Senator George McGovern died last year, a Democrat who lost to Republican Richard Nixon. McGovern was no coward. He was a decorated bomber pilot in World War II, who served his country bravely and well. His staff urged him to talk about his war experiences, but like many veterans, he was reluctant to do so. He referred to himself as the son of a Methodist minister; a “good old South Dakota boy” who went off to war and had been married to the same woman forever. In short, he was humble. Maybe that humility served him well, because at the end of his life he was awarded the World Food Prize along with Republican Senator Bob Dole. Dole wrote in The Washington Post that “our most important commonality–the one that would unite us during and after our Capitol Hill service, was our shared desire to eliminate hunger in this country and around the world.
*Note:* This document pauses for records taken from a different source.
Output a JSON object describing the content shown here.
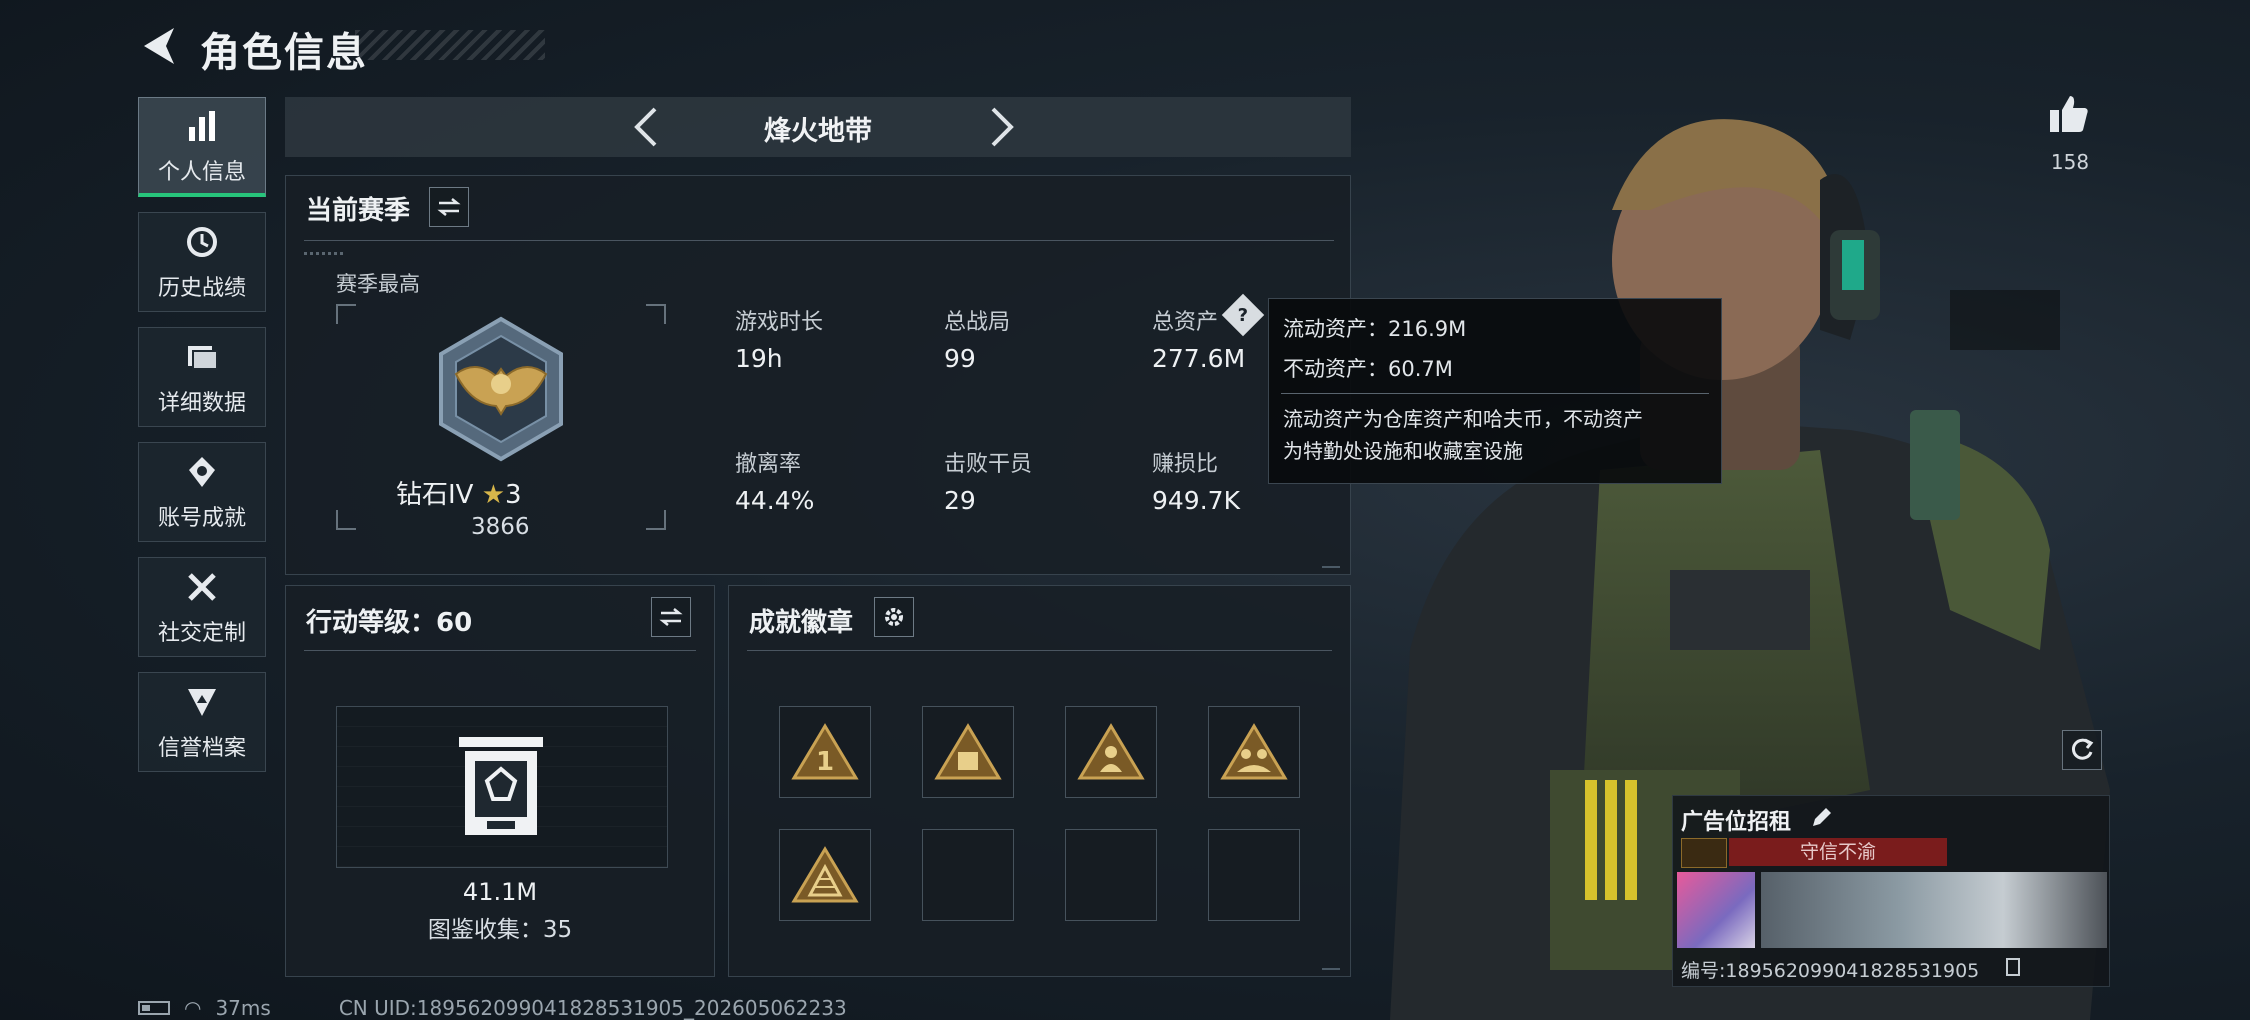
{
  "header": {
    "title": "角色信息"
  },
  "sidebar": {
    "items": [
      {
        "label": "个人信息",
        "icon": "bar-chart-icon",
        "active": true
      },
      {
        "label": "历史战绩",
        "icon": "history-icon",
        "active": false
      },
      {
        "label": "详细数据",
        "icon": "folder-icon",
        "active": false
      },
      {
        "label": "账号成就",
        "icon": "achievement-icon",
        "active": false
      },
      {
        "label": "社交定制",
        "icon": "tools-icon",
        "active": false
      },
      {
        "label": "信誉档案",
        "icon": "shield-icon",
        "active": false
      }
    ]
  },
  "mode": {
    "title": "烽火地带"
  },
  "season": {
    "title": "当前赛季",
    "best_label": "赛季最高",
    "rank_name": "钻石IV",
    "rank_stars": "3",
    "rank_points": "3866",
    "stats": [
      {
        "label": "游戏时长",
        "value": "19h"
      },
      {
        "label": "总战局",
        "value": "99"
      },
      {
        "label": "总资产",
        "value": "277.6M"
      },
      {
        "label": "撤离率",
        "value": "44.4%"
      },
      {
        "label": "击败干员",
        "value": "29"
      },
      {
        "label": "赚损比",
        "value": "949.7K"
      }
    ]
  },
  "tooltip": {
    "liquid": "流动资产：216.9M",
    "fixed": "不动资产：60.7M",
    "desc_line1": "流动资产为仓库资产和哈夫币，不动资产",
    "desc_line2": "为特勤处设施和收藏室设施"
  },
  "action_level": {
    "title": "行动等级：60",
    "value": "41.1M",
    "collection": "图鉴收集：35"
  },
  "achievements": {
    "title": "成就徽章",
    "badges": [
      {
        "filled": true,
        "icon": "badge-number-one-icon"
      },
      {
        "filled": true,
        "icon": "badge-crate-icon"
      },
      {
        "filled": true,
        "icon": "badge-soldier-icon"
      },
      {
        "filled": true,
        "icon": "badge-squad-icon"
      },
      {
        "filled": true,
        "icon": "badge-pyramid-icon"
      },
      {
        "filled": false
      },
      {
        "filled": false
      },
      {
        "filled": false
      }
    ]
  },
  "likes": {
    "count": "158"
  },
  "card": {
    "title": "广告位招租",
    "tag": "守信不渝",
    "id_text": "编号:1895620990418285319​05"
  },
  "status": {
    "ping": "37ms",
    "uid": "CN UID:1895620990418285319​05_202605062233"
  },
  "colors": {
    "accent_green": "#27c47b",
    "tag_red": "#7a1c1c",
    "gold": "#c9a253"
  }
}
As colleagues in the 1970s on the Senate Hunger and Human Needs Committee, we worked together to reform the Food Stamp Program, expand the domestic school lunch program and establish the Special Supplemental Program for Women, Infants and Children (WIC).
Later, they worked in tandem to strengthen global feeding, nutrition and education programs. They jointly proposed a program to provide poor children with meals at schools in countries throughout Africa, Asia, Latin American and Eastern Europe, a program supported by both presidents Clinton and Bush, which now succeeds in providing meals to 22 million children in 41 different countries. McGovern and Dole, Democrat and Republican. Both fought in World War II. Both ran for president and lost, but neither are losers. Losers do not work together quietly and effectively to provide meals to 22 million children.
Jesus has concern for feeding the hungry, especially those who have no way to repay generosity shown to them. He says, “When you give a luncheon or a dinner, do not invite your friends or brothers or relatives or rich neighbors in case they may invite you in return and you would be repaid” (v.12). Most of us have dinners or gatherings for exactly the groups Jesus mentions. We enjoy feeding them and being fed by them. But Jesus tells us to go a different direction and think of hungry children, whether they are 2 or 2 million. “When you give a banquet, invite the poor, the crippled, the lame and the blind. And you will be blessed, because they cannot repay you, for you will be repaid at the resurrection of the righteous” (vv.13-14). Feed those who cannot repay you, commands Jesus. Make lunch or dinner for these people, not folks who easily pay you back with a lunch or dinner of their own. And do not just make it a meal, make it a celebration!
As followers of Jesus, we ought to work harder to make Christianity the most popular institution in the land. Being a follower of Jesus is a counter-cultural game to play, one that is based on the belief that “all who exalt themselves will be humbled, and those who humble themselves will be exalted” (v.11). Anything and everything we do to serve others without expectation of a payback will be seen as a success in the eyes of Jesus, and will move us closer to the expected etiquette in the Kingdom of God.